By: Kathleen Berchelmann, MD, FAAP (Adapted from healthychildren.org)
(Part 1 of 2)
Tired of bickering, jealousy, and selfishness? Kids are naturally materialistic and self-serving- but the good news is that gratitude can be taught. And from gratitude flows joy.
1. Surprise them! Avoid too many choices: Surprises help children see something as a gift, not an entitlement. Having too many choices breeds unhappiness- you are always wondering if you could have something better. One night, we tried to have a conversation with our children about where we might go for our summer vacation. Within five minutes, Disney World was not good enough. Everyone had a better idea, and no one was going to be happy with whatever we came up with. I put a prompt end to that conversation, and about a week later, I announced that I had a big surprise- we were going to Mt. Rushmore! I showed off my plans for our national park camping vacation, and they couldn’t have been more excited. Our low-budget road trip turned out to be a fabulous success.
2. Talk about the best parts of your day: Find some time each day to talk about what you are thankful for- perhaps at the dinner table, before bed, or while you are driving in the car. Ask your children, “What was the best part of your day?”
- For older children, try keeping a gratitude journal.Gratitude journals have been shown to be an effective approach to helping children be happier: One study had 221 sixth- and seventh-graders write down five things they were grateful for every day for two weeks. Three weeks later, these students had a better outlook on school and greater life satisfaction compared with kids assigned to list five hassles.
3. Teach your children their past: What are your family stories of hardship and perseverance? My husband’s great-grandmother ironed for a living- her iron is now a bookend in our house, reminding our children what hard work really means. As a child, my grandmother washed dishes for ten cents per week during the depression. We keep her picture in our study, and tell our children her story. Not sure of your past? Just take a family trip to the history museum, a battlefield, or other historic site. You will return home grateful.

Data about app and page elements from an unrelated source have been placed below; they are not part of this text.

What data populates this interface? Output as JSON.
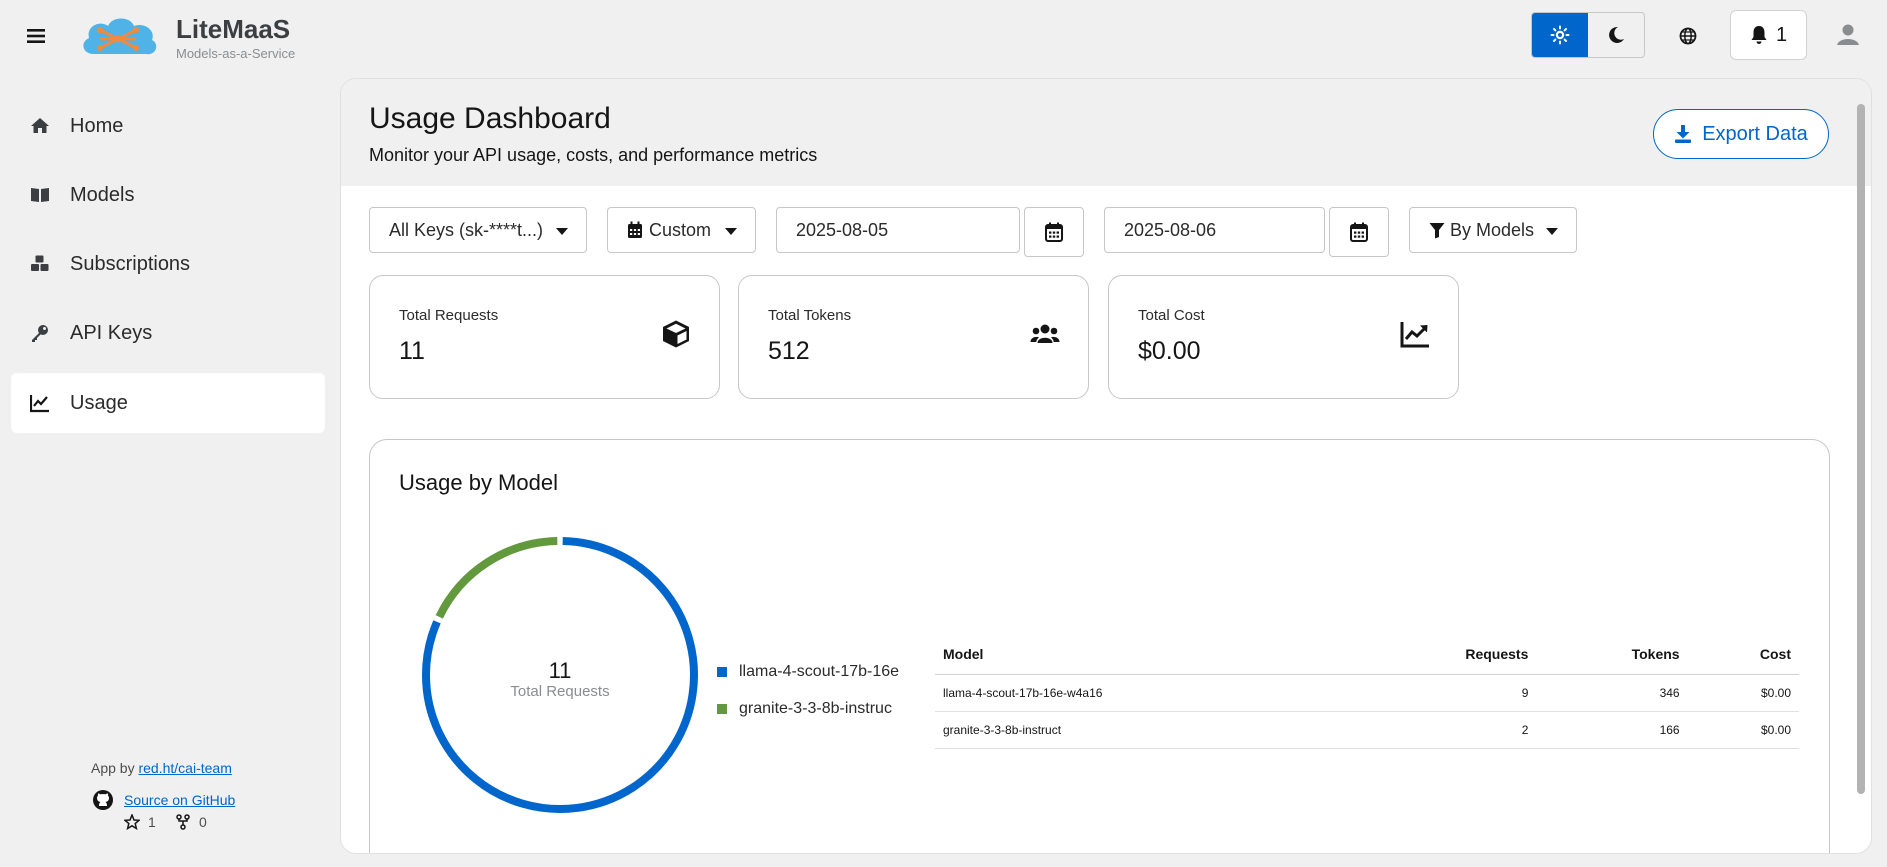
{
  "brand": {
    "name": "LiteMaaS",
    "tagline": "Models-as-a-Service"
  },
  "masthead": {
    "notification_count": "1",
    "theme_active": "light"
  },
  "sidebar": {
    "items": [
      {
        "label": "Home",
        "icon": "home-icon"
      },
      {
        "label": "Models",
        "icon": "book-icon"
      },
      {
        "label": "Subscriptions",
        "icon": "cubes-icon"
      },
      {
        "label": "API Keys",
        "icon": "key-icon"
      },
      {
        "label": "Usage",
        "icon": "chart-line-icon",
        "active": true
      }
    ],
    "footer": {
      "credit_prefix": "App by",
      "credit_link": "red.ht/cai-team",
      "source_link": "Source on GitHub",
      "stars": "1",
      "forks": "0"
    }
  },
  "page": {
    "title": "Usage Dashboard",
    "description": "Monitor your API usage, costs, and performance metrics",
    "export_label": "Export Data"
  },
  "filters": {
    "keys_select": "All Keys (sk-****t...)",
    "range_select": "Custom",
    "start_date": "2025-08-05",
    "end_date": "2025-08-06",
    "group_by": "By Models"
  },
  "stats": [
    {
      "label": "Total Requests",
      "value": "11",
      "icon": "cube-icon"
    },
    {
      "label": "Total Tokens",
      "value": "512",
      "icon": "users-icon"
    },
    {
      "label": "Total Cost",
      "value": "$0.00",
      "icon": "trend-chart-icon"
    }
  ],
  "usage_by_model": {
    "title": "Usage by Model",
    "center_value": "11",
    "center_label": "Total Requests",
    "table_headers": [
      "Model",
      "Requests",
      "Tokens",
      "Cost"
    ],
    "rows": [
      {
        "model": "llama-4-scout-17b-16e-w4a16",
        "requests": "9",
        "tokens": "346",
        "cost": "$0.00"
      },
      {
        "model": "granite-3-3-8b-instruct",
        "requests": "2",
        "tokens": "166",
        "cost": "$0.00"
      }
    ]
  },
  "chart_data": {
    "type": "pie",
    "categories": [
      "llama-4-scout-17b-16e-w4a16",
      "granite-3-3-8b-instruct"
    ],
    "values": [
      9,
      2
    ],
    "legend_labels": [
      "llama-4-scout-17b-16e",
      "granite-3-3-8b-instruc"
    ],
    "colors": [
      "#0066cc",
      "#63993d"
    ],
    "title": "Usage by Model",
    "legend": "right"
  }
}
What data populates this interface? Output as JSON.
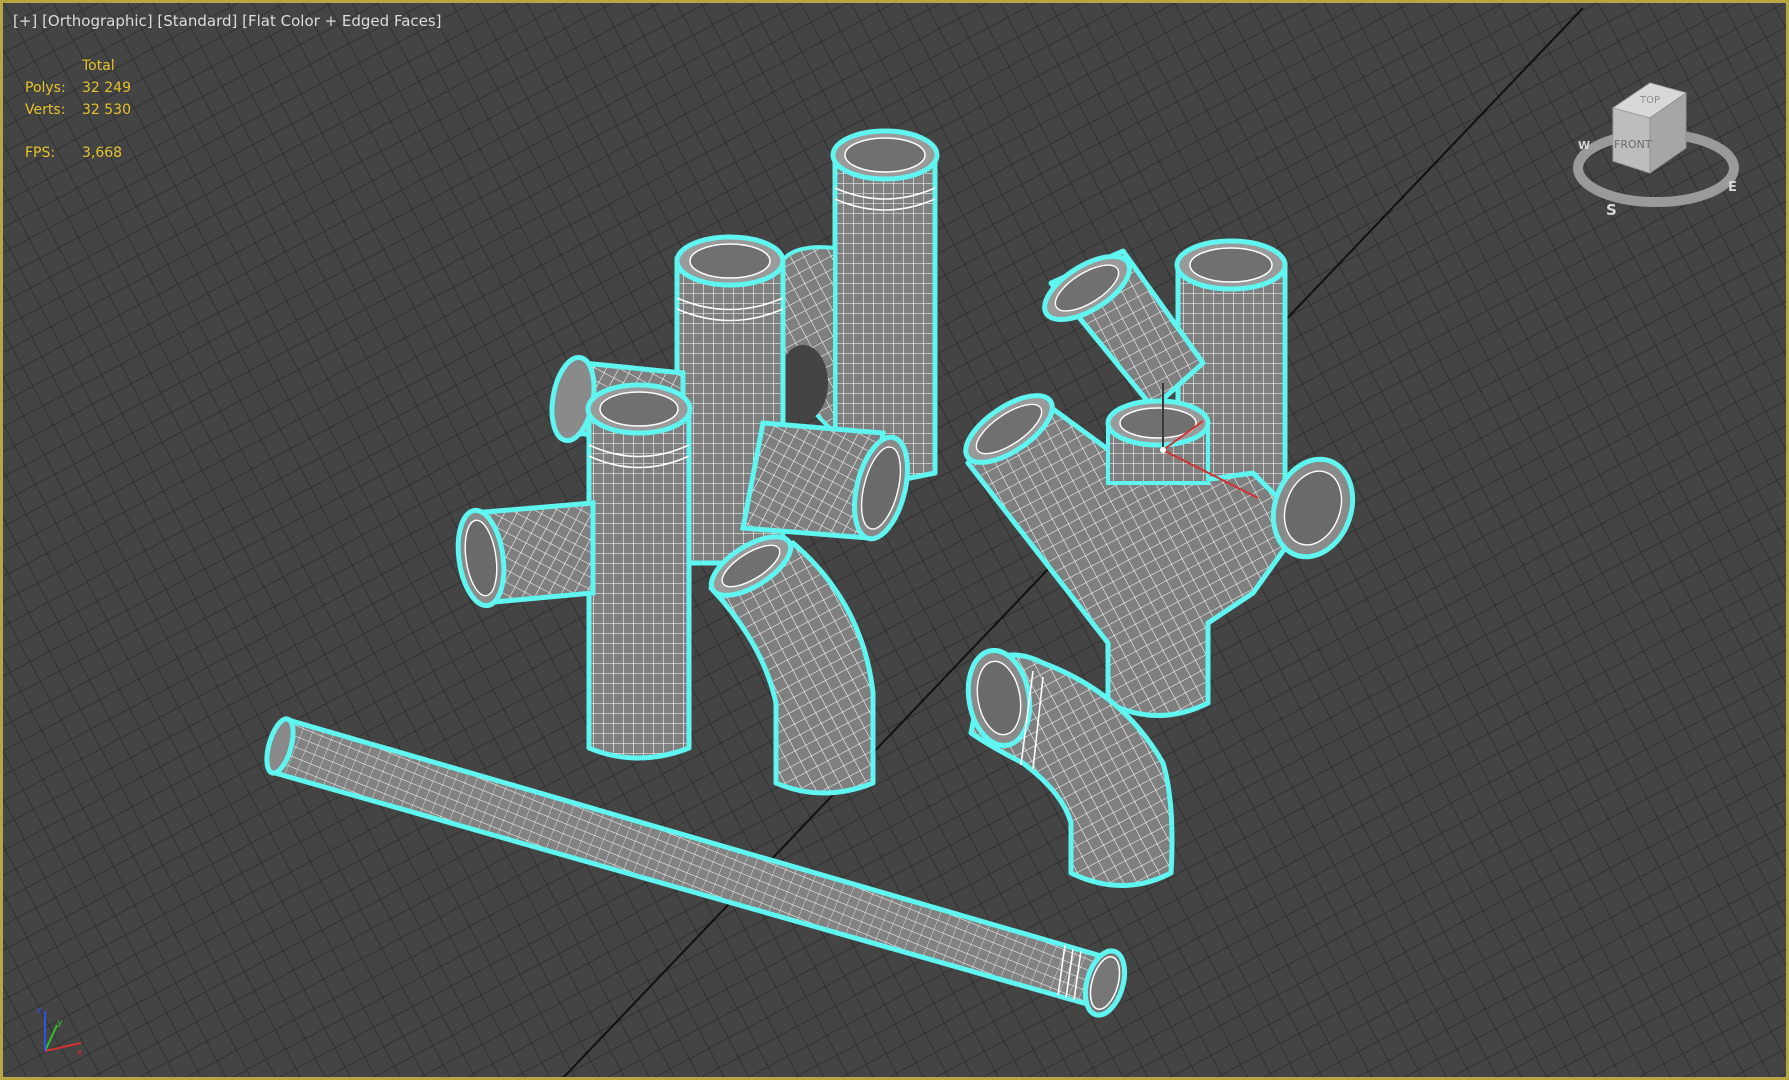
{
  "viewport_label": {
    "plus": "[+]",
    "view": "[Orthographic]",
    "style": "[Standard]",
    "shading": "[Flat Color + Edged Faces]"
  },
  "statistics": {
    "header": "Total",
    "polys_label": "Polys:",
    "polys_value": "32 249",
    "verts_label": "Verts:",
    "verts_value": "32 530",
    "fps_label": "FPS:",
    "fps_value": "3,668"
  },
  "viewcube": {
    "face_top": "TOP",
    "face_front": "FRONT",
    "compass_s": "S",
    "compass_e": "E",
    "compass_w": "W"
  },
  "axis_tripod": {
    "x": "x",
    "y": "y",
    "z": "z"
  },
  "colors": {
    "viewport_border": "#b8a642",
    "background": "#444444",
    "grid_line": "#2c2c2c",
    "mesh_fill": "#7f7f7f",
    "wire": "#ffffff",
    "selection_outline": "#5ff5f0",
    "stats_text": "#e6c32a"
  },
  "objects": [
    "pipe-straight",
    "fitting-double-cross",
    "fitting-double-y",
    "elbow-45",
    "elbow-90"
  ]
}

4. Help your children serve someone who does not “need” charity: It’s great for kids to participate in scout food collections and other community charity programs, but these events only occur a few times per year and you rarely meet the people you are serving. Find someone in your everyday life for your children to serve regularly, even if this person doesn’t really need charity. We have a neighbor who lives alone and appreciates our left-overs so she doesn’t have to cook for one person. Our kids love to bring her food. One night they were all griping about how they didn’t like the dinner I made, until I asked them to bring a plate to our neighbor. Suddenly all the complaining stopped and they were out the door with her food, eager to have the opportunity to serve her.
5. Focus on the positive, all day: I tell my children several times each day, “Attitude is a choice.” Choosing to have a positive attitude is actually our #1 house rule. It’s an all-day effort to constantly turn around the whining, jealousy, and complaining and instead focus on positive. “I’m thirsty!” needs to become, “Mommy, may I please have a drink?” “Where are my shoes?!” has to change to “Daddy, can you please help me find my shoes?”
6. Say “Thank you”: Teach young children to say “thank you” as part of a full sentence, for example, “Thank you, Daddy, for making dinner.” Encourage school-aged kids to say thank you throughout the day, especially when you help them get ready for school or drive them to activities. Have them thank coaches for practice and music teachers for lessons.
- Struggling to get your children to say “thank you” without reminders? For ten years I reminded my children to say “thank you” when they were served at a restaurant, but I just couldn’t get them to do it without prompting. Now, if they forget to say “thank-you” they have to seek out their server and personally thank them before leaving. No more reminders necessary…
Stay tuned… six more tips to come next month. (December 2017)
Dr. Sky Pittson